It was an interesting day in the Herald yesterday.
It published the result of a poll which suggested that most Aucklanders were actually pretty chilled about the lockdown. But the headline suggested that the situation was much more complex.
The first two sentences were:
Auckland is strongly divided over whether the city’s lockdown extension was an appropriate response to the resurgence of Covid-19, a new poll shows.
But the exclusive new poll shows the rest of the country was more accepting of the Super City being kept in alert level 3 for almost three weeks – with many wanting it extended even longer.
What were the actual figures?
81% thought the lockdown was appropriate or should have been longer. 91% thought that the original decision by the Government was appropriate. The sense of doom and gloom seemed to be totally inappropriate.
In the interests of balance Simon Wilson chose to respond, in all places the Herald.
That was a remarkable survey in the Herald today. Around 90 per cent of New Zealanders said they supported the Government’s most recent lockdown, and around one in five thought it should have been even longer. The story is here.
Few policies in any field would be a popular as that.
Perhaps even more remarkable was what it revealed about Aucklanders. Right through the level 3 lockdown media carried stories about the hardships we faced. Businesses failing, jobs gone, school students’ progress undermined. The lonely and everyone at home doing it hard, all feeling that much worse.

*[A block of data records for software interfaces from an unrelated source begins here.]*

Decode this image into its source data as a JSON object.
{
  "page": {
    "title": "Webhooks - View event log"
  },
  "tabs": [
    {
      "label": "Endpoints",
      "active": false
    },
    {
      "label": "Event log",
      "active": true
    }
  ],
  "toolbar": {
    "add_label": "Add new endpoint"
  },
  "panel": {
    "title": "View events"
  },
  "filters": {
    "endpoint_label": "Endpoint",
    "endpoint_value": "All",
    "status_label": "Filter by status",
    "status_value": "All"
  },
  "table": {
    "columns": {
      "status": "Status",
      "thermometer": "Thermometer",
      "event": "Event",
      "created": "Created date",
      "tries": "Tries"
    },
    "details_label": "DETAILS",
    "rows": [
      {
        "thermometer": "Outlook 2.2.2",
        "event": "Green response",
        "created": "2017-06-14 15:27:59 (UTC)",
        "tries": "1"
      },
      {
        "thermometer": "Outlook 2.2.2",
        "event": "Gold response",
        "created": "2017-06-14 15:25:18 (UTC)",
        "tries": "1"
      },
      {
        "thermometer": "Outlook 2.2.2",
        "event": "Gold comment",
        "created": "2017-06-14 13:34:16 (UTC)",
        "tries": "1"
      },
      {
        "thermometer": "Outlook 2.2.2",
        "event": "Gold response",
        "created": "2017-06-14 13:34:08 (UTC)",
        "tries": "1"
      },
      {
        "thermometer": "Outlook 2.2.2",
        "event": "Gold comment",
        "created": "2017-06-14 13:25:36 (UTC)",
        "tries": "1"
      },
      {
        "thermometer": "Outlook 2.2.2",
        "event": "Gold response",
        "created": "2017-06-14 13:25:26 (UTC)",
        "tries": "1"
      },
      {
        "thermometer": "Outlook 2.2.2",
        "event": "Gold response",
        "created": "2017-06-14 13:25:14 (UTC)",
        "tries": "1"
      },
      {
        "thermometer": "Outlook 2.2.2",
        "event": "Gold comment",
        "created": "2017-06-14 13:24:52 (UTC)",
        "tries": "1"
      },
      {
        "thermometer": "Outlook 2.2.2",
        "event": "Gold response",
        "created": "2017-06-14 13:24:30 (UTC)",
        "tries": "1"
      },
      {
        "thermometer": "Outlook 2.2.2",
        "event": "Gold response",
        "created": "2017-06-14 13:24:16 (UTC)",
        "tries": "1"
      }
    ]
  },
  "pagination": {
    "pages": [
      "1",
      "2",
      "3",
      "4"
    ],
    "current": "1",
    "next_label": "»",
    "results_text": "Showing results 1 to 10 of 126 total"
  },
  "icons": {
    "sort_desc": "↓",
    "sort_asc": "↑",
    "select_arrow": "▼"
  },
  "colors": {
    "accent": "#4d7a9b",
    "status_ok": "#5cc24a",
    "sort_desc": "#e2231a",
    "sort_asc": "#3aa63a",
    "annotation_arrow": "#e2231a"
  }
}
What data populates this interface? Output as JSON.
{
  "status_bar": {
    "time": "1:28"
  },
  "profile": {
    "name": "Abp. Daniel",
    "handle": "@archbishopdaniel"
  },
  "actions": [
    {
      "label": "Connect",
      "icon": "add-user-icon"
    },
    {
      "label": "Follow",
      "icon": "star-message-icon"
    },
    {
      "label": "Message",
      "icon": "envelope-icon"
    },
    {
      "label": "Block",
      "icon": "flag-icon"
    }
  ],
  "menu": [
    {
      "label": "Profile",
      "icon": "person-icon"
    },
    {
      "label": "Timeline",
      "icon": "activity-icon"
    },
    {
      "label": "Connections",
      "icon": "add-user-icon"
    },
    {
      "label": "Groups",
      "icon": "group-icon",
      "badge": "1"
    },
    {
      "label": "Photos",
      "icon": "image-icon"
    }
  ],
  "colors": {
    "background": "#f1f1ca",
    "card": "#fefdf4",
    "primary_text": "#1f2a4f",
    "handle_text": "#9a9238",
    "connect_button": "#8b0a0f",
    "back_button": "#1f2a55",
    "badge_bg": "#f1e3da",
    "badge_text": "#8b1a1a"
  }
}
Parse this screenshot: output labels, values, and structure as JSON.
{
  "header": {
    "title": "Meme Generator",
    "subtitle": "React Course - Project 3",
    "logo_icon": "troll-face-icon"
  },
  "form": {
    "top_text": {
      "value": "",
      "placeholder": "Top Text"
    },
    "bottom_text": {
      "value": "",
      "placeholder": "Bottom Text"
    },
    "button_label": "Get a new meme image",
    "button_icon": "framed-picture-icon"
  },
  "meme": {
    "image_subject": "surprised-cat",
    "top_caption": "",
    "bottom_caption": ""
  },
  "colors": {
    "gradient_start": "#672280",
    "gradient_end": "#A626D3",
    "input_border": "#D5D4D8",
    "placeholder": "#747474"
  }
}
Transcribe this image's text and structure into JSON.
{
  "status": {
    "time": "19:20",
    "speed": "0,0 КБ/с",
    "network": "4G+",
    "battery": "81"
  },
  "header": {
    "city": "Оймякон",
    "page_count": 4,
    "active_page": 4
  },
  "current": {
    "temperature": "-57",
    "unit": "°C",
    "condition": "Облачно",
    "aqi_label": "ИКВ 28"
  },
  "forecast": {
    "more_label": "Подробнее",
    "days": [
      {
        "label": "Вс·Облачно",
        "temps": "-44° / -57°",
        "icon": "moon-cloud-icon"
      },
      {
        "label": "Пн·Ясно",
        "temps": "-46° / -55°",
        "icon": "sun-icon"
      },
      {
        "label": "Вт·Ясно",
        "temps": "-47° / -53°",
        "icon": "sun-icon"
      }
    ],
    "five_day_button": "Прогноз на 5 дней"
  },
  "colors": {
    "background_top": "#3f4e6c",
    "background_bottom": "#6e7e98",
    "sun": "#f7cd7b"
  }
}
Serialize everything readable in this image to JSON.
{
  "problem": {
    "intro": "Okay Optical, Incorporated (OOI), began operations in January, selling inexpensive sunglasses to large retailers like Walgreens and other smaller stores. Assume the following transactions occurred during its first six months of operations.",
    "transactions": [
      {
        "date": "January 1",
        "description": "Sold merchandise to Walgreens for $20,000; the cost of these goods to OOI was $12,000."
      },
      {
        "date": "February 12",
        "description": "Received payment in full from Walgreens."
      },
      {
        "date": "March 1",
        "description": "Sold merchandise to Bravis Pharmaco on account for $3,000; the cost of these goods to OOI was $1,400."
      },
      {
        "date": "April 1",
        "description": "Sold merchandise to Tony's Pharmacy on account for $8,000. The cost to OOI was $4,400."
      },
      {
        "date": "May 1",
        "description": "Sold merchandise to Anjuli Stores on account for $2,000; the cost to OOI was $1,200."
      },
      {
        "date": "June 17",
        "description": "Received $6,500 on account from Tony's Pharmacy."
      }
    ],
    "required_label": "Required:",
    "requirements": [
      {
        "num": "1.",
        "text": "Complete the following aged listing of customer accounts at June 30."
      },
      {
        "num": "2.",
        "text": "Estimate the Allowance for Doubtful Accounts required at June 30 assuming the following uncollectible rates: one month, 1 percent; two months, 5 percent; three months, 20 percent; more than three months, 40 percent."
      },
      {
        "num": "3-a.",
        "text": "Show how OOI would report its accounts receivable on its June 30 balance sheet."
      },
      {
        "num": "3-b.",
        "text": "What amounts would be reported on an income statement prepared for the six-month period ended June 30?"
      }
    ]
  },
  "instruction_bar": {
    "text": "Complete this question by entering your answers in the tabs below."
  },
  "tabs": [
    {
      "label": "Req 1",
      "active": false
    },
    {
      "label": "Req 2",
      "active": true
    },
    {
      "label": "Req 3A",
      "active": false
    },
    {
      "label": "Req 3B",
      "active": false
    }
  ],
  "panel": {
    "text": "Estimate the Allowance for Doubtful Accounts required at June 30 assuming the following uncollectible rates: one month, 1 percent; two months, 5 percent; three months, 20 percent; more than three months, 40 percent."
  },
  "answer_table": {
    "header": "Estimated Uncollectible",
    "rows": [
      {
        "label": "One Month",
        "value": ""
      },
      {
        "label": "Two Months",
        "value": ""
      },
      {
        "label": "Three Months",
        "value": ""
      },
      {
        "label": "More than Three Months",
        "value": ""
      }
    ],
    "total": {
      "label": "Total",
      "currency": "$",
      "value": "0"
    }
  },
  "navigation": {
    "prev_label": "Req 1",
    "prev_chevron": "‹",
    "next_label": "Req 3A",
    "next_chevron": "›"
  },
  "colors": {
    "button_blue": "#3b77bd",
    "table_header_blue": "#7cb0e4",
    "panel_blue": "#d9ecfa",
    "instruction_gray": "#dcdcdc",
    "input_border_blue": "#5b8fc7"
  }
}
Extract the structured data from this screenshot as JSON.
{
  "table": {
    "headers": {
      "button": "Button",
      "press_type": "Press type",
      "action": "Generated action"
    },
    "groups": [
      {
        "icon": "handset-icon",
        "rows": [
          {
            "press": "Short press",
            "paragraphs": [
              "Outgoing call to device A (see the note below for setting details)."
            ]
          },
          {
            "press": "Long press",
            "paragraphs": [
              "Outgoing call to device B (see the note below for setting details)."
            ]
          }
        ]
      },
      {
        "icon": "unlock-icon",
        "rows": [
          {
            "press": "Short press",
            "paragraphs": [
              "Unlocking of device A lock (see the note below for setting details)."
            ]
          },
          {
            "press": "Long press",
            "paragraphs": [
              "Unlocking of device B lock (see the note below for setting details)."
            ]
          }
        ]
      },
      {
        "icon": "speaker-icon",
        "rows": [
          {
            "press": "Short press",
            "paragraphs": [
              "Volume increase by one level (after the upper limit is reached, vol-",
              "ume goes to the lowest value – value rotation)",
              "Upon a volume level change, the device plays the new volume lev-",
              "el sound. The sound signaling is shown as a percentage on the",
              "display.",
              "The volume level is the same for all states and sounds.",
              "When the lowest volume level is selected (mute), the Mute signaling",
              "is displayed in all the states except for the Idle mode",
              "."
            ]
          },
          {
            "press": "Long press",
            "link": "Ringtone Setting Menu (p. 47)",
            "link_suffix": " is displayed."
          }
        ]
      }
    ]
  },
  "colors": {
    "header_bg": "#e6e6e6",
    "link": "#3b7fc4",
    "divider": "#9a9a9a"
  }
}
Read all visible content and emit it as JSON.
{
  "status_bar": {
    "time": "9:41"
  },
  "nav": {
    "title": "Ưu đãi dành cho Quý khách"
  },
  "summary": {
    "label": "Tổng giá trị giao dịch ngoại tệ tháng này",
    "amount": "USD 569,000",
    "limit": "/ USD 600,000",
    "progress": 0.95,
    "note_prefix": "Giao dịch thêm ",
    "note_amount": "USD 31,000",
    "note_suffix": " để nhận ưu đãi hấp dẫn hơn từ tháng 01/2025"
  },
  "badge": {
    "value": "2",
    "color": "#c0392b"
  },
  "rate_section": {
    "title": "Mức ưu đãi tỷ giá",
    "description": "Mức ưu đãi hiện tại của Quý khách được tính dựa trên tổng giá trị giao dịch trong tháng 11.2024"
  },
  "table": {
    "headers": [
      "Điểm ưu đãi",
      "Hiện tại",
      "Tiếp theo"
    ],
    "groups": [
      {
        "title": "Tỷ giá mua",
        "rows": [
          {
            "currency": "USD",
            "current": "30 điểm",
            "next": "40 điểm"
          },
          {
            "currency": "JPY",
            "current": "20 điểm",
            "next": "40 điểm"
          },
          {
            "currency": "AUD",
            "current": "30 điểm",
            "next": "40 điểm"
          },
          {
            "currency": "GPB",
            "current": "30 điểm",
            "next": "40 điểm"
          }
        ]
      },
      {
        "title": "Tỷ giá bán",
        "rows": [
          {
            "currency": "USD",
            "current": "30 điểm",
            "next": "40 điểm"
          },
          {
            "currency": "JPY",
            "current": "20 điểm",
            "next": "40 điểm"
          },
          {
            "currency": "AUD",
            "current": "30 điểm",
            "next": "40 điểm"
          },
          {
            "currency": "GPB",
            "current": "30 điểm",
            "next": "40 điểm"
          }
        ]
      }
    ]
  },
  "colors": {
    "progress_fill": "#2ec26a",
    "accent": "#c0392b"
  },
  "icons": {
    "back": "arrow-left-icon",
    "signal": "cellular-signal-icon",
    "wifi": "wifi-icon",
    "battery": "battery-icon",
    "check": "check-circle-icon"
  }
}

These things were and still are real. For so many of us, the second lockdown, shorn of the novelty of the first, was not as severe but somehow it was worse. I’m pretty sure we’re over it.
But were Aucklanders in revolt? Were we even divided? Despite what you might have thought from some of the photos of people on the beach, that survey revealed 89 per cent of us supported the lockdown. That compares with 91 per cent of the whole country: it’s a statistically insignificant difference. That’s big news.
Turns out, though we didn’t like it, we don’t think it was wrong. The survey suggests the prevailing view in Auckland is the same as the prevailing view elsewhere: we should stay the course. We’ve come this far and given up so much, it would be crazy to stop now.
Instead we have a negative spin on something which should be a good news story for the Government, and then positive spin.
The negative was totally unwarranted. The positive should have been the story.
Dear Herald. This is not balance.